_Record excerpts_
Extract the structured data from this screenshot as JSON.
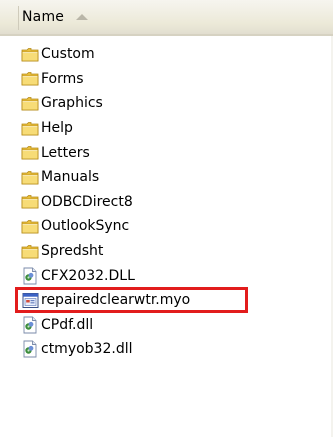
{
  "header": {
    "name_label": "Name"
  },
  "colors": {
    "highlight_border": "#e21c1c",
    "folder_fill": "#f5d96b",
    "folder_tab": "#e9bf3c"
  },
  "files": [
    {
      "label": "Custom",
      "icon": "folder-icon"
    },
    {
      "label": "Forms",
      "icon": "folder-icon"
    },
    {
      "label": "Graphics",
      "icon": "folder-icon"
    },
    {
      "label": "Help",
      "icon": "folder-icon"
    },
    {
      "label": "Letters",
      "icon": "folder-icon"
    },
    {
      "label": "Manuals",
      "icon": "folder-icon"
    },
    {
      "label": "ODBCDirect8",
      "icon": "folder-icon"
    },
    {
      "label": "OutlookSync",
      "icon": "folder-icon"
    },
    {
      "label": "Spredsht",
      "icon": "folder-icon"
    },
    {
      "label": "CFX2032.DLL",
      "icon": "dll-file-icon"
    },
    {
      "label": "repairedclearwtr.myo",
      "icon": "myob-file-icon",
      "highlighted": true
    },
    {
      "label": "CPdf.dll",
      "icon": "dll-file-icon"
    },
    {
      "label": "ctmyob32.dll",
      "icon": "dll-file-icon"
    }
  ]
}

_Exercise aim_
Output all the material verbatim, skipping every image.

_The completed task_
Extract the structured data from this screenshot as JSON.
{
  "header": {
    "name_label": "Name"
  },
  "colors": {
    "highlight_border": "#e21c1c",
    "folder_fill": "#f5d96b",
    "folder_tab": "#e9bf3c"
  },
  "files": [
    {
      "label": "Custom",
      "icon": "folder-icon"
    },
    {
      "label": "Forms",
      "icon": "folder-icon"
    },
    {
      "label": "Graphics",
      "icon": "folder-icon"
    },
    {
      "label": "Help",
      "icon": "folder-icon"
    },
    {
      "label": "Letters",
      "icon": "folder-icon"
    },
    {
      "label": "Manuals",
      "icon": "folder-icon"
    },
    {
      "label": "ODBCDirect8",
      "icon": "folder-icon"
    },
    {
      "label": "OutlookSync",
      "icon": "folder-icon"
    },
    {
      "label": "Spredsht",
      "icon": "folder-icon"
    },
    {
      "label": "CFX2032.DLL",
      "icon": "dll-file-icon"
    },
    {
      "label": "repairedclearwtr.myo",
      "icon": "myob-file-icon",
      "highlighted": true
    },
    {
      "label": "CPdf.dll",
      "icon": "dll-file-icon"
    },
    {
      "label": "ctmyob32.dll",
      "icon": "dll-file-icon"
    }
  ]
}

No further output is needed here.